When Sgt. John Clinard found out during a firefight that a good friend had been killed by militants in eastern Afghanistan, a video camera was there to capture his grief in unflinching detail.
"Shut up. Shut the f— up," Clinard said, a look of shock on his face as he sobbed over the loss. "Not Sgt. Rougle. You’re lying, right, man?"
The filmmakers of the Afghanistan war documentary "Restrepo" said the cameras stayed focused on a small group of soldiers in Korengal Valley and that there are no interviews with generals or diplomats.
"The only goal is to make viewers feel as if they have just been through a 90-minute deployment," the movie states on its website.
The National Geographic documentary does that, in shaky and gritty hand-held camera detail as one deadly firefight after another unfolds in hostile Kunar province.
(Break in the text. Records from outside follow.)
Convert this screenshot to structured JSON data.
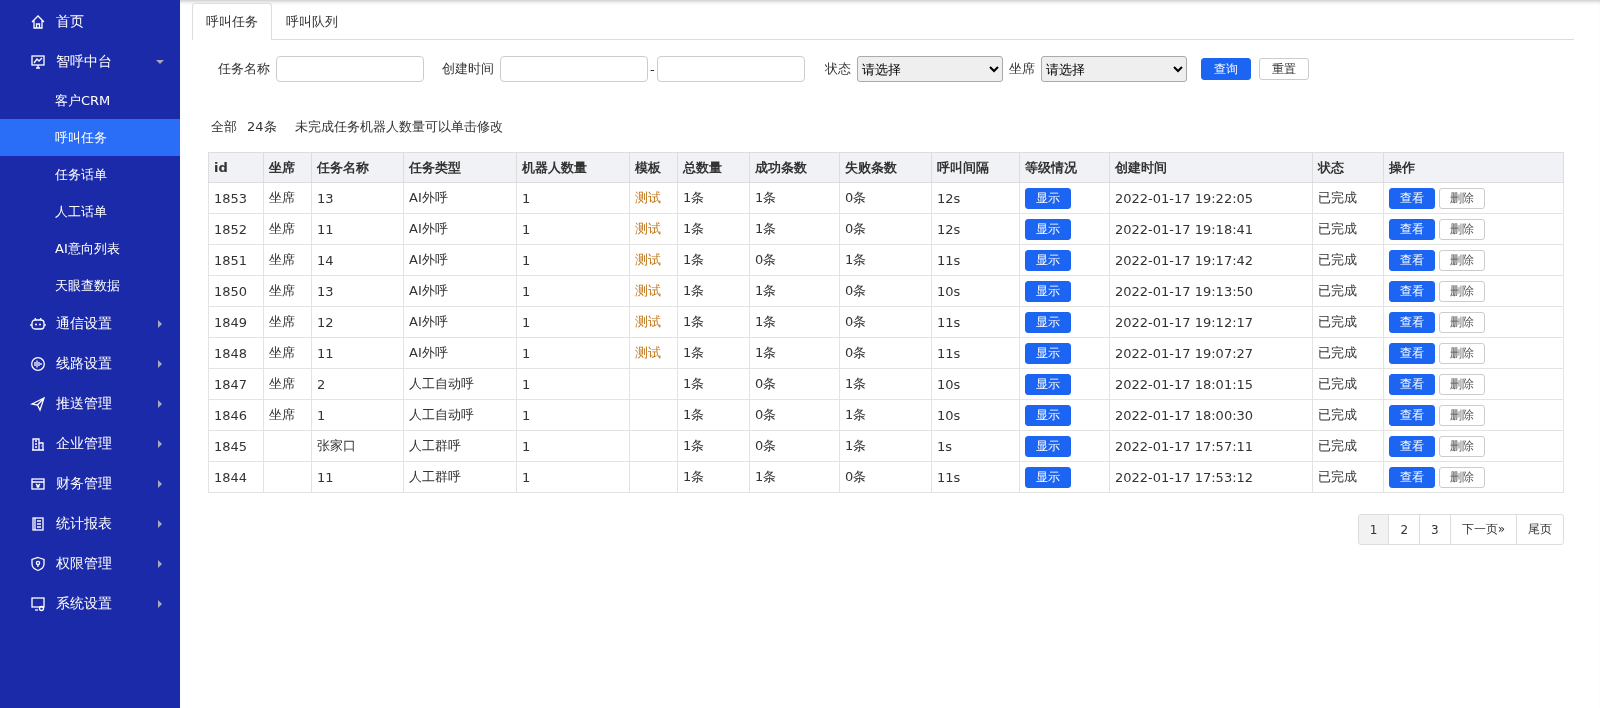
{
  "sidebar": {
    "items": [
      {
        "label": "首页"
      },
      {
        "label": "智呼中台",
        "expanded": true,
        "children": [
          {
            "label": "客户CRM",
            "selected": false
          },
          {
            "label": "呼叫任务",
            "selected": true
          },
          {
            "label": "任务话单",
            "selected": false
          },
          {
            "label": "人工话单",
            "selected": false
          },
          {
            "label": "AI意向列表",
            "selected": false
          },
          {
            "label": "天眼查数据",
            "selected": false
          }
        ]
      },
      {
        "label": "通信设置",
        "expanded": false
      },
      {
        "label": "线路设置",
        "expanded": false
      },
      {
        "label": "推送管理",
        "expanded": false
      },
      {
        "label": "企业管理",
        "expanded": false
      },
      {
        "label": "财务管理",
        "expanded": false
      },
      {
        "label": "统计报表",
        "expanded": false
      },
      {
        "label": "权限管理",
        "expanded": false
      },
      {
        "label": "系统设置",
        "expanded": false
      }
    ]
  },
  "tabs": [
    {
      "label": "呼叫任务",
      "selected": true
    },
    {
      "label": "呼叫队列",
      "selected": false
    }
  ],
  "filters": {
    "task_name": {
      "label": "任务名称"
    },
    "created_time": {
      "label": "创建时间",
      "separator": "-"
    },
    "status": {
      "label": "状态",
      "value": "请选择"
    },
    "seat": {
      "label": "坐席",
      "value": "请选择"
    },
    "buttons": [
      {
        "label": "查询",
        "kind": "primary"
      },
      {
        "label": "重置",
        "kind": "default"
      }
    ]
  },
  "summary": {
    "total_label": "全部",
    "total": "24条",
    "hint": "未完成任务机器人数量可以单击修改"
  },
  "table": {
    "columns": [
      "id",
      "坐席",
      "任务名称",
      "任务类型",
      "机器人数量",
      "模板",
      "总数量",
      "成功条数",
      "失败条数",
      "呼叫间隔",
      "等级情况",
      "创建时间",
      "状态",
      "操作"
    ],
    "rows": [
      {
        "id": "1853",
        "seat": "坐席",
        "name": "13",
        "type": "AI外呼",
        "robots": "1",
        "template": "测试",
        "total": "1条",
        "success": "1条",
        "fail": "0条",
        "interval": "12s",
        "level_button": "显示",
        "created": "2022-01-17 19:22:05",
        "status": "已完成",
        "actions": [
          "查看",
          "删除"
        ]
      },
      {
        "id": "1852",
        "seat": "坐席",
        "name": "11",
        "type": "AI外呼",
        "robots": "1",
        "template": "测试",
        "total": "1条",
        "success": "1条",
        "fail": "0条",
        "interval": "12s",
        "level_button": "显示",
        "created": "2022-01-17 19:18:41",
        "status": "已完成",
        "actions": [
          "查看",
          "删除"
        ]
      },
      {
        "id": "1851",
        "seat": "坐席",
        "name": "14",
        "type": "AI外呼",
        "robots": "1",
        "template": "测试",
        "total": "1条",
        "success": "0条",
        "fail": "1条",
        "interval": "11s",
        "level_button": "显示",
        "created": "2022-01-17 19:17:42",
        "status": "已完成",
        "actions": [
          "查看",
          "删除"
        ]
      },
      {
        "id": "1850",
        "seat": "坐席",
        "name": "13",
        "type": "AI外呼",
        "robots": "1",
        "template": "测试",
        "total": "1条",
        "success": "1条",
        "fail": "0条",
        "interval": "10s",
        "level_button": "显示",
        "created": "2022-01-17 19:13:50",
        "status": "已完成",
        "actions": [
          "查看",
          "删除"
        ]
      },
      {
        "id": "1849",
        "seat": "坐席",
        "name": "12",
        "type": "AI外呼",
        "robots": "1",
        "template": "测试",
        "total": "1条",
        "success": "1条",
        "fail": "0条",
        "interval": "11s",
        "level_button": "显示",
        "created": "2022-01-17 19:12:17",
        "status": "已完成",
        "actions": [
          "查看",
          "删除"
        ]
      },
      {
        "id": "1848",
        "seat": "坐席",
        "name": "11",
        "type": "AI外呼",
        "robots": "1",
        "template": "测试",
        "total": "1条",
        "success": "1条",
        "fail": "0条",
        "interval": "11s",
        "level_button": "显示",
        "created": "2022-01-17 19:07:27",
        "status": "已完成",
        "actions": [
          "查看",
          "删除"
        ]
      },
      {
        "id": "1847",
        "seat": "坐席",
        "name": "2",
        "type": "人工自动呼",
        "robots": "1",
        "total": "1条",
        "success": "0条",
        "fail": "1条",
        "interval": "10s",
        "level_button": "显示",
        "created": "2022-01-17 18:01:15",
        "status": "已完成",
        "actions": [
          "查看",
          "删除"
        ]
      },
      {
        "id": "1846",
        "seat": "坐席",
        "name": "1",
        "type": "人工自动呼",
        "robots": "1",
        "total": "1条",
        "success": "0条",
        "fail": "1条",
        "interval": "10s",
        "level_button": "显示",
        "created": "2022-01-17 18:00:30",
        "status": "已完成",
        "actions": [
          "查看",
          "删除"
        ]
      },
      {
        "id": "1845",
        "name": "张家口",
        "type": "人工群呼",
        "robots": "1",
        "total": "1条",
        "success": "0条",
        "fail": "1条",
        "interval": "1s",
        "level_button": "显示",
        "created": "2022-01-17 17:57:11",
        "status": "已完成",
        "actions": [
          "查看",
          "删除"
        ]
      },
      {
        "id": "1844",
        "name": "11",
        "type": "人工群呼",
        "robots": "1",
        "total": "1条",
        "success": "1条",
        "fail": "0条",
        "interval": "11s",
        "level_button": "显示",
        "created": "2022-01-17 17:53:12",
        "status": "已完成",
        "actions": [
          "查看",
          "删除"
        ]
      }
    ]
  },
  "pagination": {
    "pages": [
      {
        "label": "1",
        "selected": true
      },
      {
        "label": "2",
        "selected": false
      },
      {
        "label": "3",
        "selected": false
      }
    ],
    "next": "下一页»",
    "last": "尾页"
  }
}
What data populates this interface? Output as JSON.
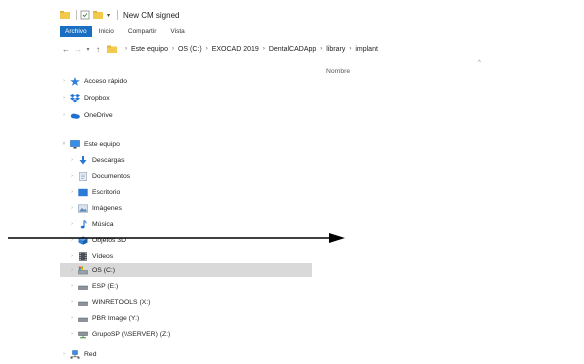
{
  "window": {
    "title": "New CM signed"
  },
  "ribbon": {
    "tabs": [
      "Archivo",
      "Inicio",
      "Compartir",
      "Vista"
    ]
  },
  "address": {
    "crumbs": [
      "Este equipo",
      "OS (C:)",
      "EXOCAD 2019",
      "DentalCADApp",
      "library",
      "implant"
    ]
  },
  "content": {
    "column_header": "Nombre"
  },
  "nav": {
    "items": [
      {
        "label": "Acceso rápido",
        "icon": "star-icon"
      },
      {
        "label": "Dropbox",
        "icon": "dropbox-icon"
      },
      {
        "label": "OneDrive",
        "icon": "cloud-icon"
      },
      {
        "label": "Este equipo",
        "icon": "computer-icon"
      },
      {
        "label": "Descargas",
        "icon": "download-icon"
      },
      {
        "label": "Documentos",
        "icon": "document-icon"
      },
      {
        "label": "Escritorio",
        "icon": "desktop-icon"
      },
      {
        "label": "Imágenes",
        "icon": "pictures-icon"
      },
      {
        "label": "Música",
        "icon": "music-icon"
      },
      {
        "label": "Objetos 3D",
        "icon": "objects-3d-icon"
      },
      {
        "label": "Vídeos",
        "icon": "videos-icon"
      },
      {
        "label": "OS (C:)",
        "icon": "drive-icon"
      },
      {
        "label": "ESP (E:)",
        "icon": "drive-icon"
      },
      {
        "label": "WINRETOOLS (X:)",
        "icon": "drive-icon"
      },
      {
        "label": "PBR Image (Y:)",
        "icon": "drive-icon"
      },
      {
        "label": "GrupoSP (\\\\SERVER) (Z:)",
        "icon": "network-drive-icon"
      },
      {
        "label": "Red",
        "icon": "network-icon"
      }
    ]
  },
  "colors": {
    "accent": "#1a6fc3",
    "selected_row": "#d9d9d9",
    "folder": "#f3c94b"
  }
}
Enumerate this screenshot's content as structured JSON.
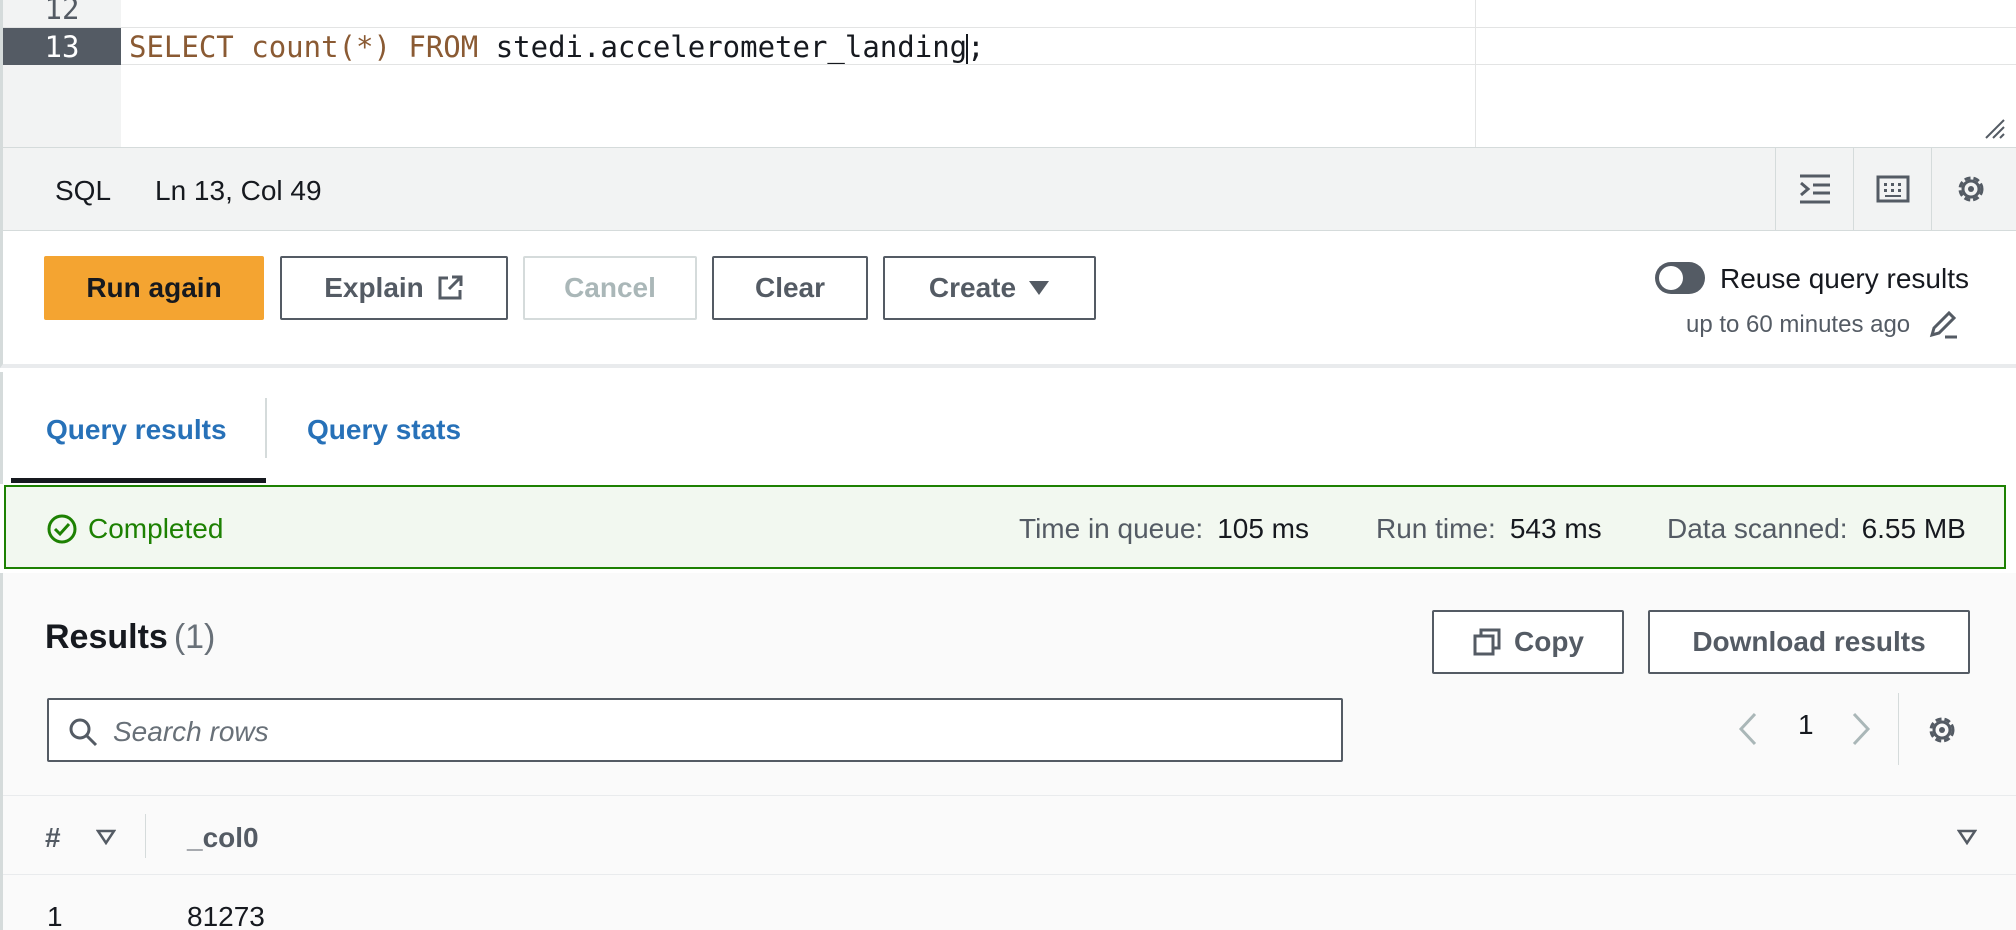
{
  "editor": {
    "lines": [
      {
        "number": "12",
        "code": ""
      },
      {
        "number": "13",
        "kw1": "SELECT",
        "fn": "count(*)",
        "kw2": "FROM",
        "rest_before_cursor": "stedi.accelerometer_landing",
        "rest_after_cursor": ";"
      }
    ]
  },
  "statusbar": {
    "language": "SQL",
    "cursor_position": "Ln 13, Col 49",
    "tools": [
      "indent-icon",
      "keyboard-icon",
      "settings-icon"
    ]
  },
  "actions": {
    "run_again": "Run again",
    "explain": "Explain",
    "cancel": "Cancel",
    "clear": "Clear",
    "create": "Create",
    "reuse_label": "Reuse query results",
    "reuse_sub": "up to 60 minutes ago",
    "reuse_enabled": false
  },
  "tabs": {
    "query_results": "Query results",
    "query_stats": "Query stats",
    "active": "Query results"
  },
  "banner": {
    "status": "Completed",
    "time_in_queue_label": "Time in queue:",
    "time_in_queue": "105 ms",
    "run_time_label": "Run time:",
    "run_time": "543 ms",
    "data_scanned_label": "Data scanned:",
    "data_scanned": "6.55 MB"
  },
  "results": {
    "title": "Results",
    "count": "(1)",
    "copy": "Copy",
    "download": "Download results",
    "search_placeholder": "Search rows",
    "page": "1",
    "columns": [
      "#",
      "_col0"
    ],
    "rows": [
      [
        "1",
        "81273"
      ]
    ]
  },
  "colors": {
    "primary": "#f4a431",
    "link": "#2771b8",
    "success": "#1d8102",
    "text": "#16191f",
    "muted": "#545b64"
  }
}
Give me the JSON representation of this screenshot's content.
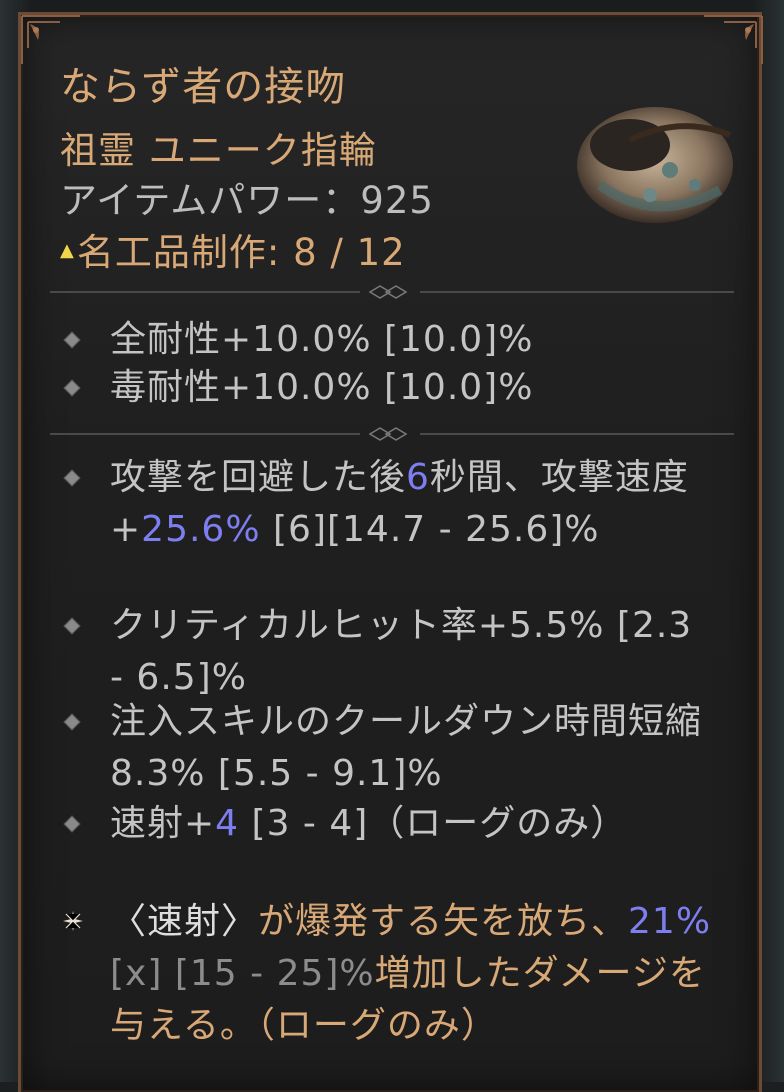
{
  "item": {
    "name": "ならず者の接吻",
    "type": "祖霊 ユニーク指輪",
    "power": "アイテムパワー：925",
    "masterwork_label": "名工品制作: 8 / 12"
  },
  "colors": {
    "title": "#d9a877",
    "highlight": "#7d7ff0",
    "text": "#c4c4c4",
    "range": "#8c8c8c",
    "frame": "#6b4a36"
  },
  "implicits": [
    {
      "text": "全耐性+10.0% [10.0]%"
    },
    {
      "text": "毒耐性+10.0% [10.0]%"
    }
  ],
  "affixes": {
    "a1": {
      "p1": "攻撃を回避した後",
      "v1": "6",
      "p2": "秒間、攻撃速度+",
      "v2": "25.6%",
      "p3": " [6][14.7 - 25.6]%"
    },
    "a2": {
      "text": "クリティカルヒット率+5.5% [2.3 - 6.5]%"
    },
    "a3": {
      "text": "注入スキルのクールダウン時間短縮8.3% [5.5 - 9.1]%"
    },
    "a4": {
      "p1": "速射+",
      "v1": "4",
      "p2": " [3 - 4]（ローグのみ）"
    }
  },
  "unique_power": {
    "p1": "〈速射〉",
    "p2": "が爆発する矢を放ち、",
    "v1": "21%",
    "p3": "[x] [15 - 25]%",
    "p4": "増加したダメージを与える。（ローグのみ）"
  },
  "icons": {
    "masterwork": "triangle-up-icon",
    "bullet": "diamond-bullet-icon",
    "unique": "star-burst-icon",
    "ring": "ring-image"
  }
}
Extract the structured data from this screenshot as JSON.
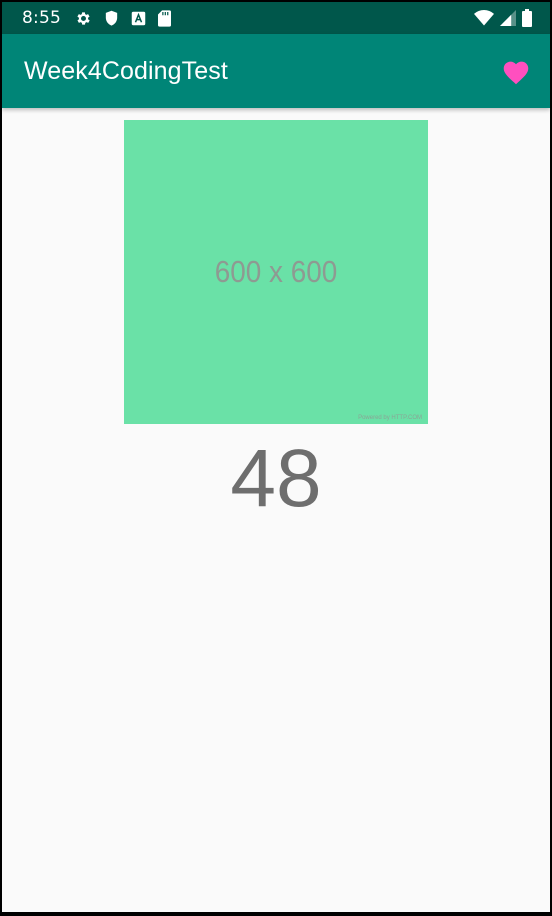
{
  "status_bar": {
    "time": "8:55",
    "left_icons": [
      "gear-icon",
      "shield-icon",
      "font-a-icon",
      "sd-card-icon"
    ],
    "right_icons": [
      "wifi-icon",
      "signal-icon",
      "battery-icon"
    ]
  },
  "app_bar": {
    "title": "Week4CodingTest",
    "action_icon": "heart-icon",
    "action_color": "#ff4fbf"
  },
  "colors": {
    "status_bar": "#00574B",
    "app_bar": "#008577",
    "image_bg": "#6ae1a7",
    "background": "#fafafa"
  },
  "image": {
    "label": "600 x 600",
    "credit": "Powered by HTTP.COM"
  },
  "counter": {
    "value": "48"
  }
}
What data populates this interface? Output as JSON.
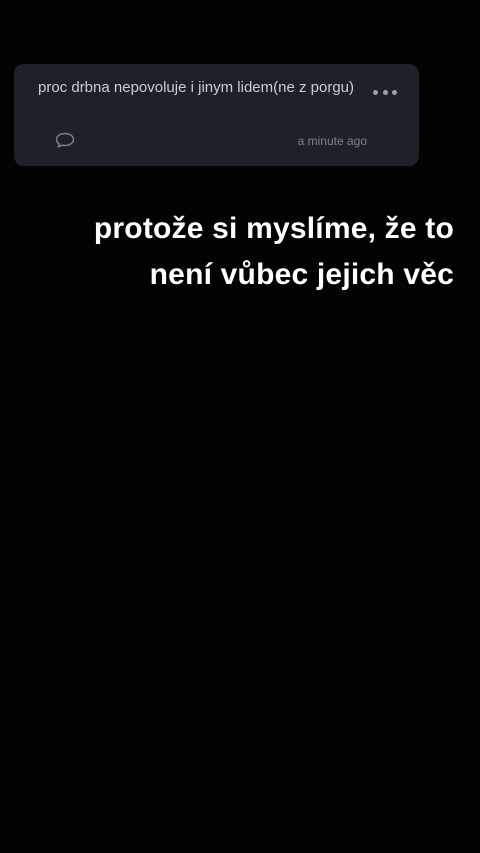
{
  "question_card": {
    "text": "proc drbna nepovoluje i jinym lidem(ne z porgu)",
    "timestamp": "a minute ago",
    "more_icon": "more-horizontal-icon",
    "reply_icon": "speech-bubble-icon"
  },
  "answer": {
    "line1": "protože si myslíme, že to",
    "line2": "není vůbec jejich věc"
  },
  "colors": {
    "background": "#030303",
    "card": "#1d2129",
    "card_text": "#c9ced8",
    "muted": "#7c8391",
    "answer_text": "#ffffff"
  }
}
But "Restrepo" goes further, serving as a tool to educate other soldiers and the public about what the particularly grueling 2007-2008 deployment was like, as well as providing a window into the post-traumatic stress that followed it.
The documentary has received critical praise at a time when the U.S. still is struggling to find a successful strategy in Afghanistan and as it continues to come to terms with stress, suicides and reintegration following combat deployments.
Clinard and Sgt. Mitchell Raeon, who were both on the deployment with the Italy-based 173rd Airborne Brigade and now are stationed at Schofield Barracks, spoke with audience members about "Restrepo" after the film was shown Friday at the Mililani Stadium 14 theaters.
The 90-minute documentary will play in Mililani at least through Tuesday, theater representatives said.
"(Almost) every last person in the theater stayed and there was a slew of questions," said Staff Sgt. Amber Robinson, a spokeswoman for the 3rd Brigade at Schofield.
Soldiers who were there and the film’s makers have spoken to audiences around the country about the hardships in eastern Afghanistan and the fallout from that service.
Eastern Kunar and Nuristan provinces, meanwhile, have a past unwanted connection to Hawaii and a possible future one, as well.
On the same 2007-2008 deployment by the 173rd Airborne Brigade, 1st Lt. Jonathan P. Brostrom of Aiea was killed along with eight other soldiers when an overwhelming force of militants attacked his platoon in the village of Wanat in the neighboring Waigal Valley.
Five Pearl Harbor Navy SEALs were killed in June 2005 in an ill-fated commando mission and the subsequent crash of a rescue helicopter in Kunar, two events in which a total of 19 lives were lost.
The 3,800 soldiers of Schofield’s 3rd Brigade have been tapped for duty in Kunar and Nuristan when they deploy to Afghanistan in the spring.
Restrepo was a 15-man outpost named after Pfc. Juan S. Restrepo, a 20-year-old medic killed by insurgents on July 22, 2007, in Korengal.
Restrepo and four other outposts in Korengal were subsequently abandoned by the U.S., along with the outpost where Brostrom was killed and two others in Waigal Valley, after officials concluded they couldn’t be adequately defended and the decision was made to move forces to more populated areas.
Kunar was legendary as a hostile region before the 173rd Brigade arrived, and it continued to live up to its reputation after the soldiers showed up.
"If I was to try to sum it up in one word, I would say ‘relentless,’" Schofield’s Raeon, 27, said of the attacks. "At one point, as we were building Restrepo, we had 20-something firefights in two days."
The outpost, built on a mountain ridge where attacks had been prevalent, was an amalgam of dirt-filled barriers, beams and plywood, sandbags and camouflage netting.
Staff Sgt. Larry Rougle was killed by insurgents on Oct. 23, 2007, after he was shot multiple times during an operation called Rock Avalanche.
"Before Larry died, we knew we were in a bad area," said Clinard, 25, of High Point, N.C. "We were in a firefight every day, but not really thinking about it,"
Two more 173rd soldiers were killed the next day.
"(The deaths) really put it in perspective. This is real. We could die here," Clinard said.
In an interview in the film after the deployment, Spc. Miguel Cortez said he was taking four to five different kinds of sleeping pills so he could sleep.
Clinard also said that "when we got back, it was pretty rough."
"Honestly, it’s still affecting me, with dreams and anxiety and dealing with Larry’s death. I think about it all the time," he said.
He’s been to a doctor and also taken sleeping pills and "it’s helped a lot," he said. "It is getting better."
Both Clinard and Raeon said they like that "Restrepo" told the soldiers’ stories without injecting a political point of view into the film.
Raeon, from Elbridge, N.Y., may head back to the region with Schofield’s 3rd Brigade.
Asked how he feels about that, Raeon said: "I don’t know. Stressed. Anxiety. I feel all right because I kind of know the area and I know what I’m getting myself into. But it brings back a lot of bad memories that you don’t want to experience again."